The annual FIFA awards have always sparked a huge debate year in year out. For instance, in recent years, Andres Iniesta continued to be named in the FIFPro XI despite there being other more deserving candidates.
If that isn’t controversial enough, they named David Luiz in the FIFPro XI in 2014. Lest we forget, Germany won the World Cup that year and Luiz played in defence when Germany scored seven against Brazil.
However, this year, the FIFA Awards have hit lows that many, including me, thought wasn’t possible.
FIFA already alienated football fans with some dubious nominations for their awards like including Kasper Schmeichel for the best goalkeeper award when David De Gea and Jan Oblak was completely left out. The worst though was the exclusion of Lionel Messi from the top three of the Best Player Award.
When the winners of the Best FIFA Football Awards were announced, doubts on the decision-making capabilities of FIFA intensified. So, take a look at the four most ridiculous decisions from this year’s award ceremony.
#1 No Mohamed Salah and Kevin De Bruyne in the FIFPro XI
Mohamed Salah was one of three players nominated for this year’s best player award along with Cristiano Ronaldo and Luka Modric. So, it made sense for the Egyptian to be named in the FIFPro XI, right? Well, not for FIFA.
Salah was left out of this year’s FIFPro XI with Kylian Mbappe and Eden Hazard preferred over him. Hazard and Mbappe had fantastic World Cups and a good season at club level, but it certainly wasn’t enough to merit a place over the Egyptian.
The Liverpool man isn’t the only Premier League player who missed out on a deserved place in the XI. Kevin De Bruyne was the architect of Manchester City’s record-breaking Premier League season and he also played a big part in Belgium’s run to the semi-final of the FIFA World Cup.
Despite racking up the most assists in Europe’s top five leagues and only missing out on the PFA Player of the Year because of Salah, the Manchester City man was left out. In fact, not one player from the Manchester City squad was in the XI.

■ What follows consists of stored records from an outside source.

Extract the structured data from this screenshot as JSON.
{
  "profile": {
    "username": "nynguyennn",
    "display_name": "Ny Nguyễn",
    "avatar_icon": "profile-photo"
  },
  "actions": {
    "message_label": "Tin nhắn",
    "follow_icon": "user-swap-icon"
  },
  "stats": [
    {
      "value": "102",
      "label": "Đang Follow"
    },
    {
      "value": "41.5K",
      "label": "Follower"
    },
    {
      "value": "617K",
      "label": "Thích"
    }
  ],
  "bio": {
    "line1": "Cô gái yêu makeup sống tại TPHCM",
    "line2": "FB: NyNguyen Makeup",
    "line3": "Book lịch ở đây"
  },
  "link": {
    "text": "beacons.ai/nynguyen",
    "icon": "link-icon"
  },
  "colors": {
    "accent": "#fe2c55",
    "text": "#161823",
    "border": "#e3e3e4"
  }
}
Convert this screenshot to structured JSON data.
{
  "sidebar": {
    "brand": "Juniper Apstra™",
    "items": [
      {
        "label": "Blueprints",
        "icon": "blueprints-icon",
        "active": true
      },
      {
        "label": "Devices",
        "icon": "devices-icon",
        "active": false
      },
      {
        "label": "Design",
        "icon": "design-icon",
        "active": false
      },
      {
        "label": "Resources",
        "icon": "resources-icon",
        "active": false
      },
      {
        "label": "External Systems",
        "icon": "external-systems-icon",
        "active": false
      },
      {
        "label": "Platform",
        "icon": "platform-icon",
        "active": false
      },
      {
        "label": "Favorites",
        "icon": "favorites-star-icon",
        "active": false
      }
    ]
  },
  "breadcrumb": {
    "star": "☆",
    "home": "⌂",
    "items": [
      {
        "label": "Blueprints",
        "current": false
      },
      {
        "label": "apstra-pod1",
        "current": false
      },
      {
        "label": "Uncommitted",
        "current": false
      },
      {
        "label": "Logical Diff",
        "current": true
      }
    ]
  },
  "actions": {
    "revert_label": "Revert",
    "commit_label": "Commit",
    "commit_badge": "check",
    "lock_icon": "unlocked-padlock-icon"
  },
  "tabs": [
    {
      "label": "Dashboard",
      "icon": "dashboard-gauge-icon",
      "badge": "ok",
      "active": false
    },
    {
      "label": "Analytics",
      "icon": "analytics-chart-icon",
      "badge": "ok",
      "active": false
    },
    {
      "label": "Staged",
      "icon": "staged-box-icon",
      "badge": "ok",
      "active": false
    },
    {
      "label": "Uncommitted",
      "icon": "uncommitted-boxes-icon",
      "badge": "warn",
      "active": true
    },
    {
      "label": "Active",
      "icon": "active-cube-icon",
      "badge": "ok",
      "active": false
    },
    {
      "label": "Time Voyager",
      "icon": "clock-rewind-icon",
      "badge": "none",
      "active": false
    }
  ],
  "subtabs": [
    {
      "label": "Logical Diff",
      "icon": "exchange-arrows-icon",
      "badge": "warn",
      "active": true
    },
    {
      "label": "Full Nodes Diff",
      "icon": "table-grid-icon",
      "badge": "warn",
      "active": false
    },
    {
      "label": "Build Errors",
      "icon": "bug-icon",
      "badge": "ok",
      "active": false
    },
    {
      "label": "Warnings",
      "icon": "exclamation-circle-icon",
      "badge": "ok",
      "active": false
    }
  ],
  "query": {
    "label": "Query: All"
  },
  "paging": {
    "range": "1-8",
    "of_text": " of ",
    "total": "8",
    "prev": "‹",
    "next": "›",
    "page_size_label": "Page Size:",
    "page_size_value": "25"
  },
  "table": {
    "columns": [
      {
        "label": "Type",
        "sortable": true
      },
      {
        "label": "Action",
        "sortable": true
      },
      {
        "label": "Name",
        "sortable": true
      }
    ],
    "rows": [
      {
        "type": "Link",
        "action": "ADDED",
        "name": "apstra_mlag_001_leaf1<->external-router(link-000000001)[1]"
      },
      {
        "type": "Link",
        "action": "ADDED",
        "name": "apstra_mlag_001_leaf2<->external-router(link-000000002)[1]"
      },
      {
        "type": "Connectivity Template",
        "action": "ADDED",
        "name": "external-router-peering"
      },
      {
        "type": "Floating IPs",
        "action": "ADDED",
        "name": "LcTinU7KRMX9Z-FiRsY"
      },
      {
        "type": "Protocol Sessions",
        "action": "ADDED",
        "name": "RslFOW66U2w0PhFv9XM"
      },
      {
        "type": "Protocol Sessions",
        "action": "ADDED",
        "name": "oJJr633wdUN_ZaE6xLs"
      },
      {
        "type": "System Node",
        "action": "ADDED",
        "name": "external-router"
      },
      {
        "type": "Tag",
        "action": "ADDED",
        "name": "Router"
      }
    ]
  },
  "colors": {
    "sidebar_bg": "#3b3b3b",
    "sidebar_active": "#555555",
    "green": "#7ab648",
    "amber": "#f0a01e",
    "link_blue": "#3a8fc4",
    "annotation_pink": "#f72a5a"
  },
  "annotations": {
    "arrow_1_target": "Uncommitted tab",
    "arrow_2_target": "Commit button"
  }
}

It might spark a debate, but in my personal opinion, Salah and De Bruyne should have been in the FIFPro XI instead of Hazard and Mbappe.
#2 Mohamed Salah winning the Puskas award
Although Mo Salah didn’t get a deserved place in the FIFPro XI, he still picked up an award at the ceremony, but it wasn’t one he thoroughly deserved.
Salah was given the Puskas Award for the best goal of the year, and he won the award for his strike against Everton at Anfield in December 2017. Even as a Liverpool fan, I find that hard to digest.
Firstly, that wasn’t even Salah’s best goal for Liverpool. His second goal against Spurs at Anfield or his first goal against AS Roma come to mind.
The situation is reminiscent of Olivier Giroud winning the Puskas Award last year after Emre Can beat Giroud to the Premier League Goal of the Season.
Secondly, and more importantly, there were much better goals in the nominations for the award. Cristiano Ronaldo’s and Gareth Bale’s spectacular bicycle kicks in the Champions League, for instance, were better choices, but it’s hard to look past Riley McGree’s scorpion kick.
Such decisions can only be a result of making the decision on the votes of fans.
#3 Thibaut Courtois wins Best Goalkeeper Award but isn’t named in FIFPro XI
For starters, Thibaut Courtois, Hugo Lloris and Kasper Schmeichel were nominated for the Best Goalkeeper of the Year when the likes of David De Gea, Jan Oblak, Marc-André ter Stegen and Alisson were left out.
If you somehow looked past the ridiculous nominations and made your peace with Thibaut Courtois winning the award, then it only made sense for Courtois to be included in the FIFPro XI, right? Once again, FIFA thinks otherwise.
David De Gea, who in my opinion should have won the best Goalkeeper Award, was included in the FIFPro XI when FIFA didn’t even deem him worthy of a top three nomination for the Best Goalkeeper Award.
Irony doesn’t get much larger than this. Well done FIFA on ruining yet another year’s awards.
#4 The inclusion of Dani Alves in the FIFPro XI
Many might consider the three previously discussed decisions as the worst of the night, but for me, personally, the inclusion of Dani Alves in the FIFPro XI was adding insult to injury.
Dani Alves has deservedly been nominated in the FIFPro XI for many years but this year, he shouldn’t have touched the award with a ten-foot pole.
Alves helped PSG win the Ligue 1 title but he picked up an injury towards the end of the 2017/18 season and as a result, he missed the FIFA World Cup. So in Alves’ case, his inclusion wasn’t even swayed by his performance at the World Cup.
Kyle Walker had a fantastic season for Manchester City and Dani Carvajal for Real Madrid. Either one of the players should have been in the XI, but they weren’t.
In fact, the likes of Kieran Trippier, Joshua Kimmich, Trent Alexander-Arnold, Thomas Meunier and Sergi Roberto would have made more sense than Dani Alves this year. It’s high time FIFA stopped making decisions based on reputations rather than performance.